What about the timing of the test? Does it have to be spring? Well, yes and no. Early detection is always best. It takes five to nine months from the time Robin gets infected until our test will show positive. Do the math. It is true that in our neck of the woods the most effective screening time for early diagnosis of the majority of infections is spring. Maybe I'm getting lazy. Maybe motherhood has worn me out. Or maybe I just find so few cases of heartworm here that I question the effort and expense of testing every mutt every spring, especially if they get macrolide preventative year-round.
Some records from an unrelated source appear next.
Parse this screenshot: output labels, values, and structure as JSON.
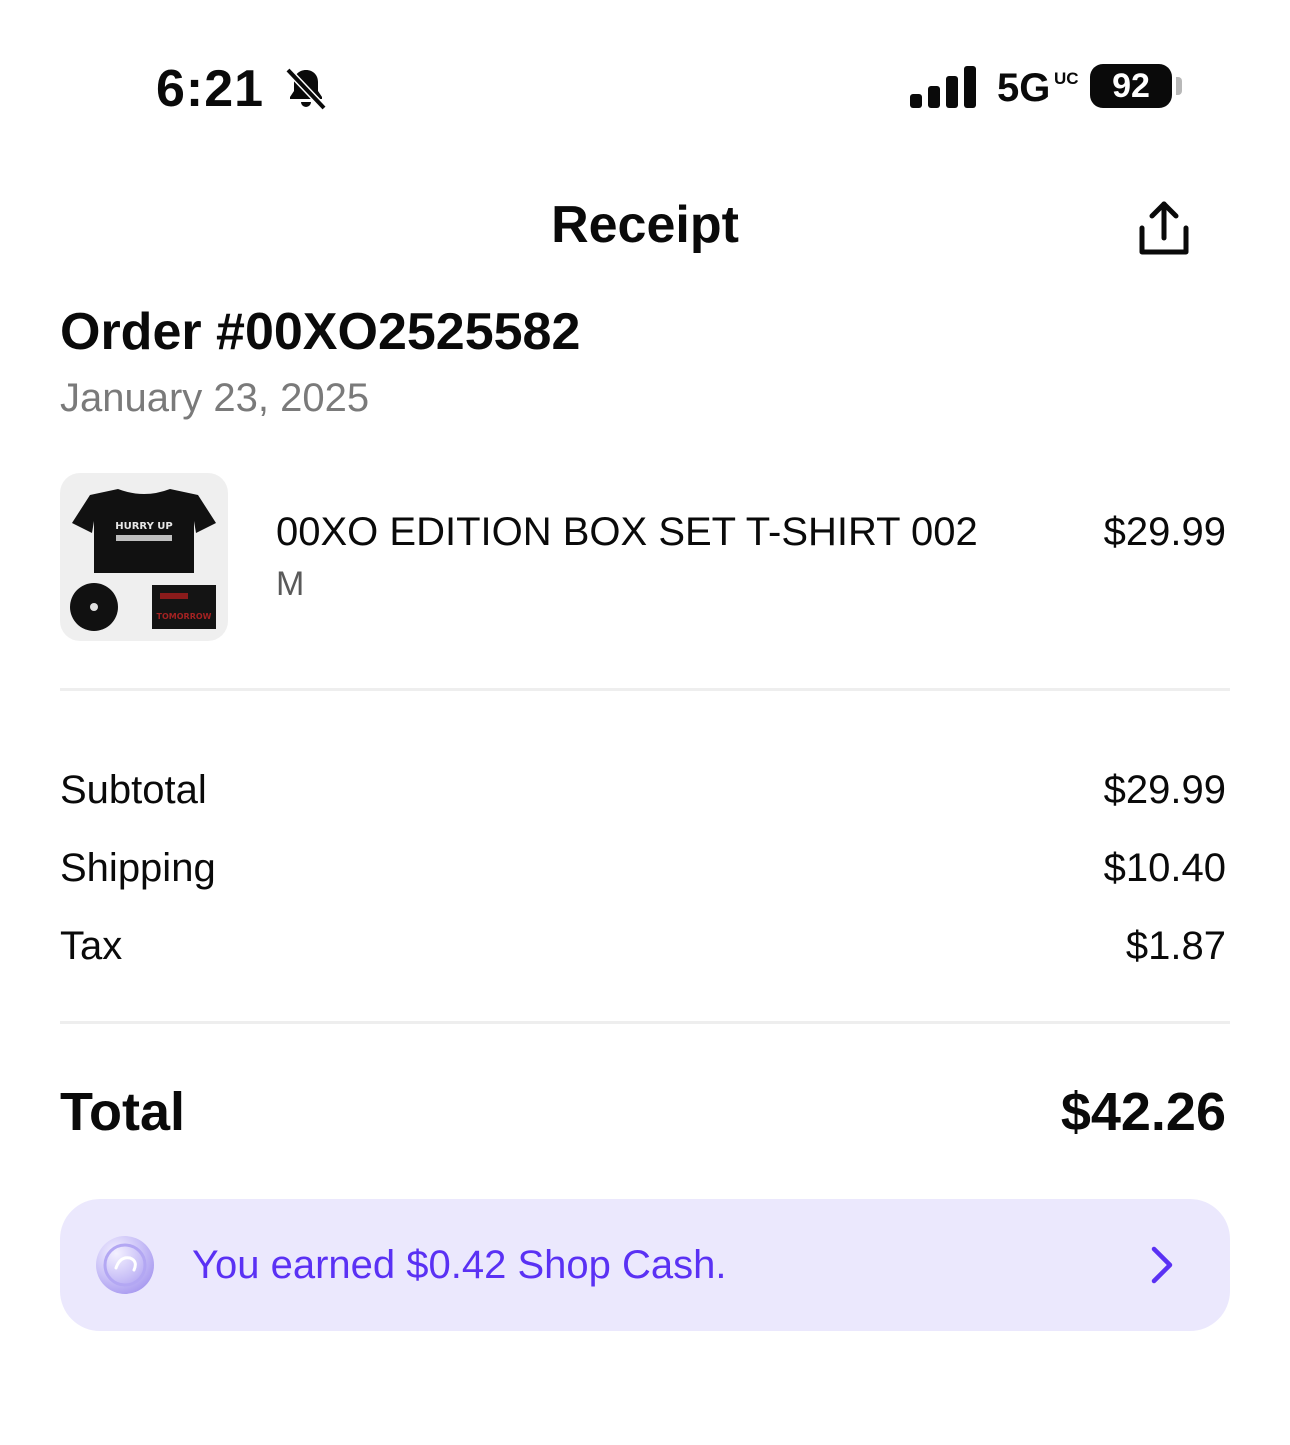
{
  "status_bar": {
    "time": "6:21",
    "network": "5G",
    "network_suffix": "UC",
    "battery": "92",
    "icons": [
      "bell-slash-icon",
      "cellular-signal-icon",
      "battery-icon"
    ]
  },
  "header": {
    "title": "Receipt",
    "share_icon": "share-icon"
  },
  "order": {
    "number_label": "Order #00XO2525582",
    "date": "January 23, 2025"
  },
  "items": [
    {
      "name": "00XO EDITION BOX SET T-SHIRT 002",
      "variant": "M",
      "price": "$29.99",
      "thumbnail_text": [
        "HURRY UP",
        "TOMORROW"
      ]
    }
  ],
  "summary": {
    "rows": [
      {
        "label": "Subtotal",
        "value": "$29.99"
      },
      {
        "label": "Shipping",
        "value": "$10.40"
      },
      {
        "label": "Tax",
        "value": "$1.87"
      }
    ],
    "total_label": "Total",
    "total_value": "$42.26"
  },
  "shop_cash": {
    "text": "You earned $0.42 Shop Cash.",
    "coin_icon": "shop-cash-coin-icon",
    "chevron_icon": "chevron-right-icon"
  },
  "colors": {
    "text": "#0a0a0a",
    "muted": "#7a7a7a",
    "divider": "#eeeeee",
    "banner_bg": "#ebe8fd",
    "accent": "#5a31f4"
  }
}
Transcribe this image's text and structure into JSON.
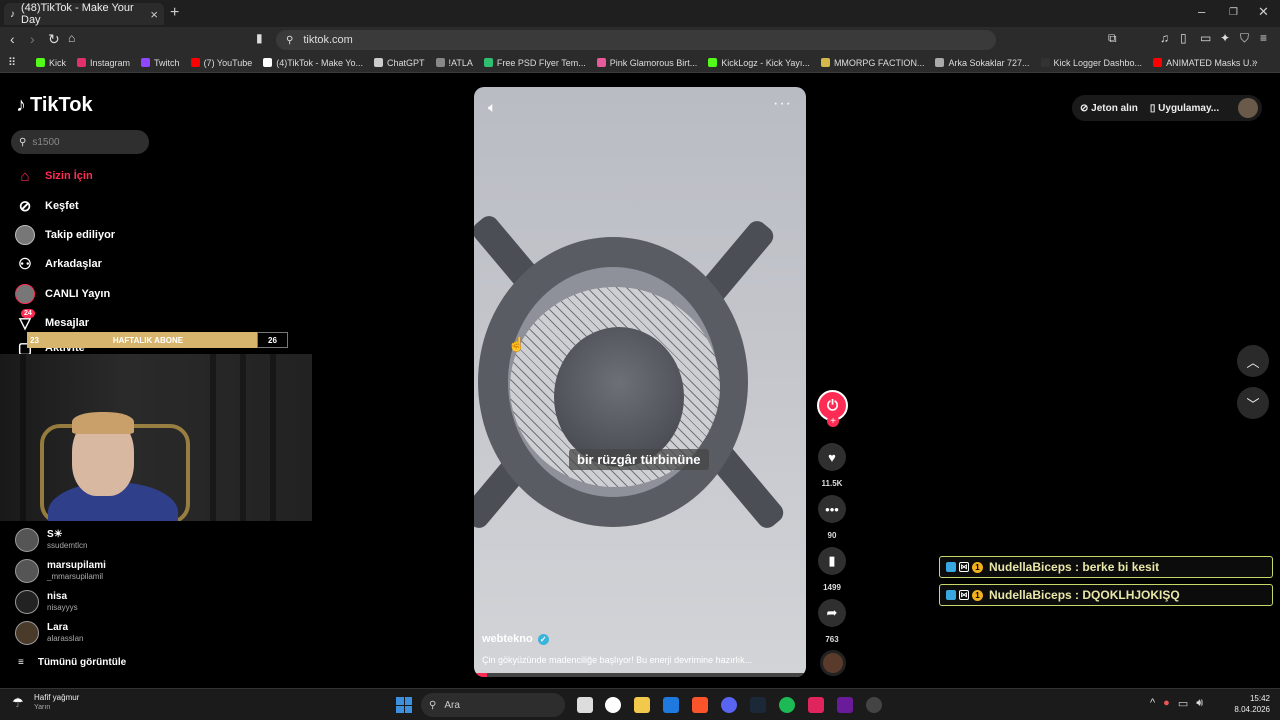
{
  "browser": {
    "tab_title": "(48)TikTok - Make Your Day",
    "new_tab": "+",
    "url": "tiktok.com",
    "bookmarks": [
      {
        "label": "Kick",
        "color": "#53fc18"
      },
      {
        "label": "Instagram",
        "color": "#e1306c"
      },
      {
        "label": "Twitch",
        "color": "#9146ff"
      },
      {
        "label": "(7) YouTube",
        "color": "#ff0000"
      },
      {
        "label": "(4)TikTok - Make Yo...",
        "color": "#ffffff"
      },
      {
        "label": "ChatGPT",
        "color": "#cccccc"
      },
      {
        "label": "!ATLA",
        "color": "#888888"
      },
      {
        "label": "Free PSD Flyer Tem...",
        "color": "#2fbf71"
      },
      {
        "label": "Pink Glamorous Birt...",
        "color": "#e85a9b"
      },
      {
        "label": "KickLogz - Kick Yayı...",
        "color": "#53fc18"
      },
      {
        "label": "MMORPG FACTION...",
        "color": "#d4b84a"
      },
      {
        "label": "Arka Sokaklar 727...",
        "color": "#aaaaaa"
      },
      {
        "label": "Kick Logger Dashbo...",
        "color": "#333333"
      },
      {
        "label": "ANIMATED Masks U...",
        "color": "#ff0000"
      }
    ]
  },
  "tiktok": {
    "logo": "TikTok",
    "search_placeholder": "s1500",
    "nav": [
      {
        "label": "Sizin İçin",
        "icon": "home-icon",
        "active": true
      },
      {
        "label": "Keşfet",
        "icon": "compass-icon"
      },
      {
        "label": "Takip ediliyor",
        "icon": "avatar"
      },
      {
        "label": "Arkadaşlar",
        "icon": "friends-icon"
      },
      {
        "label": "CANLI Yayın",
        "icon": "avatar"
      },
      {
        "label": "Mesajlar",
        "icon": "message-icon",
        "badge": "24"
      },
      {
        "label": "Aktivite",
        "icon": "activity-icon"
      }
    ],
    "sub_goal": {
      "left": "23",
      "label": "HAFTALIK ABONE",
      "right": "26"
    },
    "accounts": [
      {
        "name": "S☀",
        "username": "ssudemtlcn"
      },
      {
        "name": "marsupilami",
        "username": "_mmarsupilamil"
      },
      {
        "name": "nisa",
        "username": "nisayyys"
      },
      {
        "name": "Lara",
        "username": "alarasslan"
      }
    ],
    "see_all": "Tümünü görüntüle",
    "top_right": {
      "coins": "Jeton alın",
      "app": "Uygulamay..."
    },
    "video": {
      "caption": "bir rüzgâr türbinüne",
      "author": "webtekno",
      "description": "Çin gökyüzünde madenciliğe başlıyor! Bu enerji devrimine hazırlık...",
      "progress": 0.04
    },
    "actions": {
      "likes": "11.5K",
      "comments": "90",
      "saves": "1499",
      "shares": "763"
    }
  },
  "chat": [
    {
      "text": "NudellaBiceps : berke bi kesit"
    },
    {
      "text": "NudellaBiceps : DQOKLHJOKIŞQ"
    }
  ],
  "taskbar": {
    "weather_title": "Hafif yağmur",
    "weather_sub": "Yarın",
    "search": "Ara",
    "time": "15:42",
    "date": "8.04.2026"
  }
}
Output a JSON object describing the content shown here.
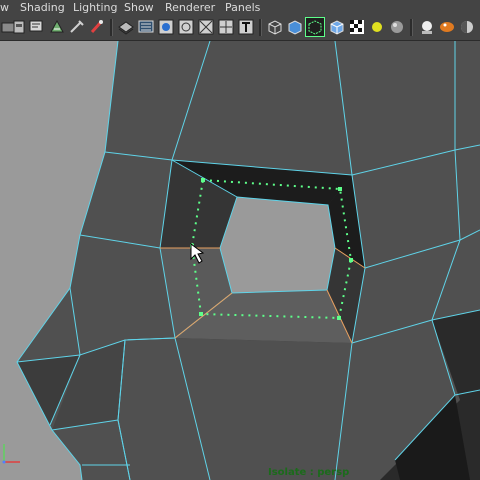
{
  "menu": [
    "w",
    "Shading",
    "Lighting",
    "Show",
    "Renderer",
    "Panels"
  ],
  "toolbar": {
    "icons": [
      "camera-select-icon",
      "camera-lock-icon",
      "camera-attributes-icon",
      "bookmark-icon",
      "image-plane-icon",
      "grid-icon",
      "film-gate-icon",
      "resolution-gate-icon",
      "gate-mask-icon",
      "safe-title-icon",
      "wireframe-icon",
      "smooth-shade-icon",
      "wireframe-on-shaded-icon",
      "textured-icon",
      "lights-icon",
      "shadows-icon",
      "high-quality-icon",
      "isolate-select-icon",
      "xray-icon"
    ]
  },
  "viewport": {
    "mesh_color": "#505050",
    "wire_color": "#5fd3e8",
    "hole_color": "#9a9a9a",
    "selection_color": "#5eff8a",
    "edge_highlight_color": "#e8a060",
    "dark_face_color": "#1c1c1c"
  },
  "status": {
    "isolate_label": "Isolate : persp"
  }
}
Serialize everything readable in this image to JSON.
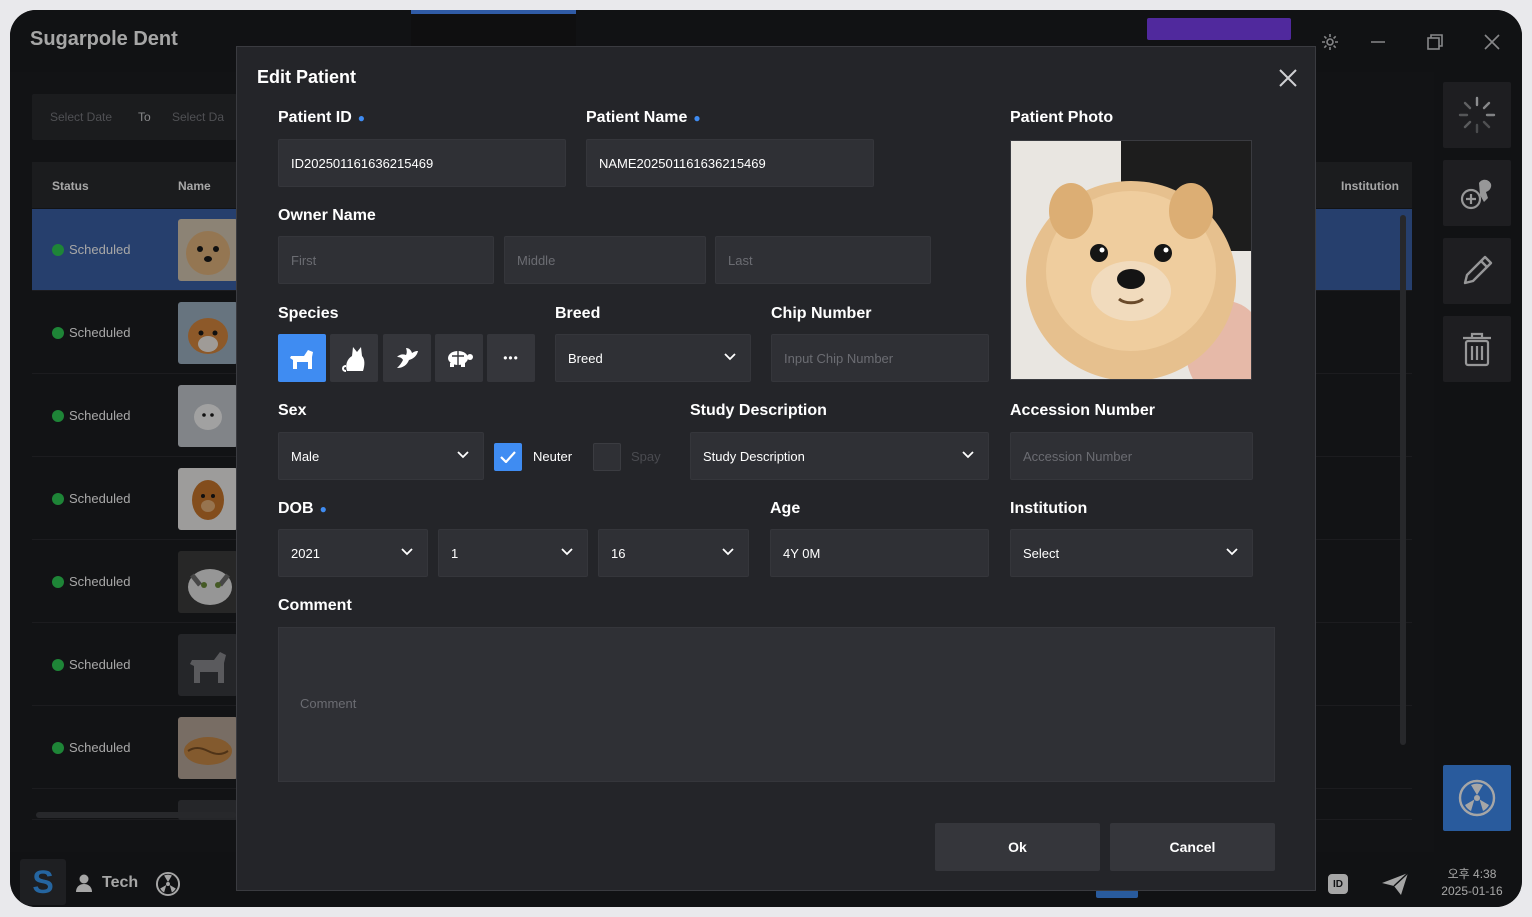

What if we have an unseasonably warm winter? Recent studies show that the average daily temperature has to be at least 57 degrees for the larvae in the skeeter to mature to the infective stage. Despite global warming, that ain't happening here - at least not yet. What if you forget for a couple of months while you hibernated through January and February? If your lapse was brief, and you've given pills reliably otherwise, the reach-back effect has Robin covered. What if by some weird confluence of circumstances, Robin did get infected and you didn't know? Could restarting medication without a test hurt her? Unlikely. Macrolides don't tend to create the same problems when given to heartworm-positive dogs as DEC did. The major down side to biennial testing is the chance of missing that early diagnosis in an infected individual.
Now I am not telling you to be lax about either testing or prevention. Heartworm infection is a serious, life-threatening disease. The treatment is no picnic either. It is up to you to assess Robin's risk. If you travel to the Caribbean, or Florida, or other locales with a high prevalence of heartworm, all bets are off. You should give Robin preventative year-round, test annually, and talk with a veterinarian about preventative for your southbound cats, too. Feline heartworm is uncommon but increasing in incidence. But if you have complied with your monthly preventative like clockwork, if you don't travel, and Robin comes annually for a physical examination, then I would recommend HW testing every other year at her routine visit. Your veterinarian may disagree.
Many experts still advise an annual spring screening and there is a reasonable case to be made for erring on the side of caution. So, I'm happy to run a spring test if you want to make sure Robin didn't get that worm. I'm just gonna do it one dog at a time during regular office hours.